• [INSTRUCTIONS FOR THE TASK]
An exact copy of the entries is required, excluding any pictures.

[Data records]
•••••

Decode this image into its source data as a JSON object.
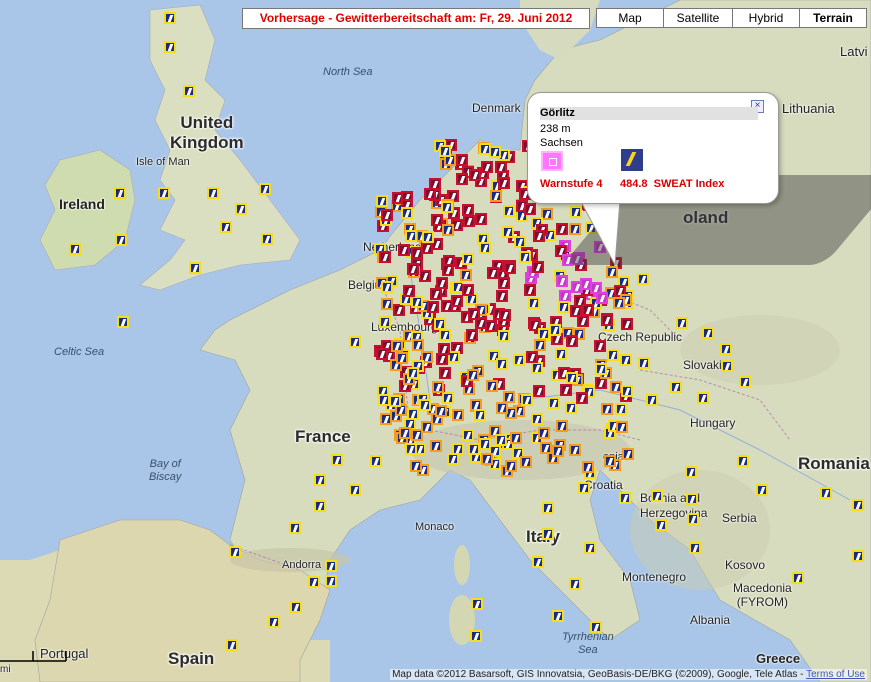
{
  "header": {
    "title": "Vorhersage - Gewitterbereitschaft am: Fr, 29. Juni 2012",
    "map_types": [
      {
        "label": "Map",
        "active": false
      },
      {
        "label": "Satellite",
        "active": false
      },
      {
        "label": "Hybrid",
        "active": false
      },
      {
        "label": "Terrain",
        "active": true
      }
    ]
  },
  "popup": {
    "place": "Görlitz",
    "altitude": "238 m",
    "region": "Sachsen",
    "warn_label": "Warnstufe 4",
    "sweat_value": "484.8",
    "sweat_label": "SWEAT Index",
    "warn_icon": "pink-square-icon",
    "sweat_icon": "lightning-icon",
    "close_icon": "close-icon"
  },
  "labels": {
    "countries": {
      "united_kingdom": "United\nKingdom",
      "ireland": "Ireland",
      "france": "France",
      "spain": "Spain",
      "italy": "Italy",
      "romania": "Romania",
      "lithuania": "Lithuania",
      "latvia": "Latvi",
      "poland": "oland",
      "denmark": "Denmark",
      "netherlands": "Netherland",
      "belgium": "Belgium",
      "luxembourg": "Luxembourg",
      "czech_republic": "Czech Republic",
      "slovakia": "Slovakia",
      "hungary": "Hungary",
      "croatia": "Croatia",
      "bosnia": "Bosnia and\nHerzegovina",
      "serbia": "Serbia",
      "kosovo": "Kosovo",
      "montenegro": "Montenegro",
      "macedonia": "Macedonia\n(FYROM)",
      "albania": "Albania",
      "greece": "Greece",
      "portugal": "Portugal",
      "andorra": "Andorra",
      "monaco": "Monaco",
      "isle_of_man": "Isle of Man",
      "slovenia": "enia"
    },
    "seas": {
      "north_sea": "North Sea",
      "celtic_sea": "Celtic Sea",
      "bay_of_biscay": "Bay of\nBiscay",
      "tyrrhenian_sea": "Tyrrhenian\nSea"
    }
  },
  "attribution": {
    "text": "Map data ©2012 Basarsoft, GIS Innovatsia, GeoBasis-DE/BKG (©2009), Google, Tele Atlas - ",
    "link": "Terms of Use"
  },
  "scale_label": "mi",
  "colors": {
    "sea": "#a9c6e8",
    "land": "#d8dcbf",
    "warn_title": "#e00000",
    "warn_text": "#d80000",
    "marker_level1_border": "#f5dd1a",
    "marker_level2_border": "#f39c1e",
    "marker_level3_border": "#c8102e",
    "marker_level4_border": "#e040e0"
  }
}
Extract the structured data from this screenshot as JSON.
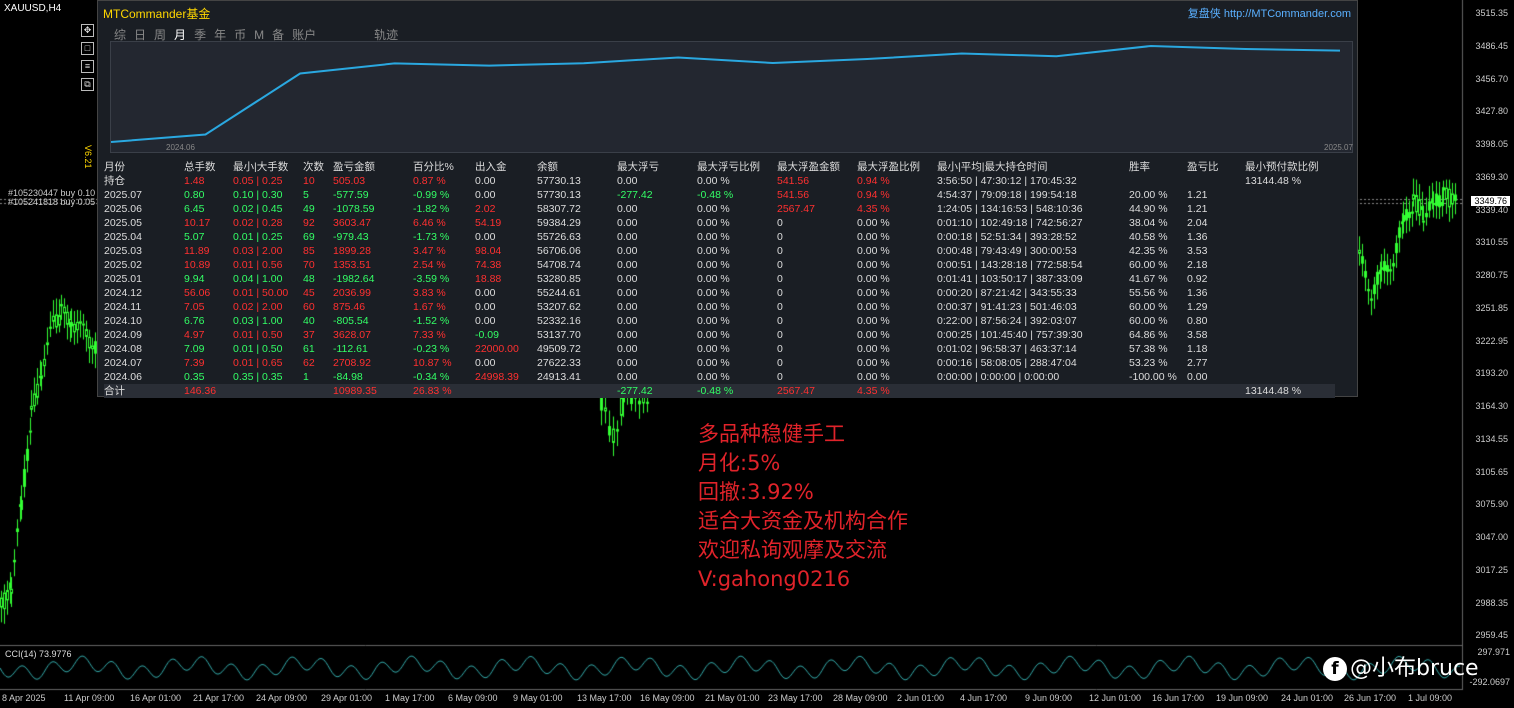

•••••

• [EXERCISE SOLUTION]
Decode this image into its source data as a JSON object.
{
  "header": {
    "title": "Vorhersage - Gewitterbereitschaft am: Fr, 29. Juni 2012",
    "map_types": [
      {
        "label": "Map",
        "active": false
      },
      {
        "label": "Satellite",
        "active": false
      },
      {
        "label": "Hybrid",
        "active": false
      },
      {
        "label": "Terrain",
        "active": true
      }
    ]
  },
  "popup": {
    "place": "Görlitz",
    "altitude": "238 m",
    "region": "Sachsen",
    "warn_label": "Warnstufe 4",
    "sweat_value": "484.8",
    "sweat_label": "SWEAT Index",
    "warn_icon": "pink-square-icon",
    "sweat_icon": "lightning-icon",
    "close_icon": "close-icon"
  },
  "labels": {
    "countries": {
      "united_kingdom": "United\nKingdom",
      "ireland": "Ireland",
      "france": "France",
      "spain": "Spain",
      "italy": "Italy",
      "romania": "Romania",
      "lithuania": "Lithuania",
      "latvia": "Latvi",
      "poland": "oland",
      "denmark": "Denmark",
      "netherlands": "Netherland",
      "belgium": "Belgium",
      "luxembourg": "Luxembourg",
      "czech_republic": "Czech Republic",
      "slovakia": "Slovakia",
      "hungary": "Hungary",
      "croatia": "Croatia",
      "bosnia": "Bosnia and\nHerzegovina",
      "serbia": "Serbia",
      "kosovo": "Kosovo",
      "montenegro": "Montenegro",
      "macedonia": "Macedonia\n(FYROM)",
      "albania": "Albania",
      "greece": "Greece",
      "portugal": "Portugal",
      "andorra": "Andorra",
      "monaco": "Monaco",
      "isle_of_man": "Isle of Man",
      "slovenia": "enia"
    },
    "seas": {
      "north_sea": "North Sea",
      "celtic_sea": "Celtic Sea",
      "bay_of_biscay": "Bay of\nBiscay",
      "tyrrhenian_sea": "Tyrrhenian\nSea"
    }
  },
  "attribution": {
    "text": "Map data ©2012 Basarsoft, GIS Innovatsia, GeoBasis-DE/BKG (©2009), Google, Tele Atlas - ",
    "link": "Terms of Use"
  },
  "scale_label": "mi",
  "colors": {
    "sea": "#a9c6e8",
    "land": "#d8dcbf",
    "warn_title": "#e00000",
    "warn_text": "#d80000",
    "marker_level1_border": "#f5dd1a",
    "marker_level2_border": "#f39c1e",
    "marker_level3_border": "#c8102e",
    "marker_level4_border": "#e040e0"
  }
}
Extract the structured data from this screenshot as JSON.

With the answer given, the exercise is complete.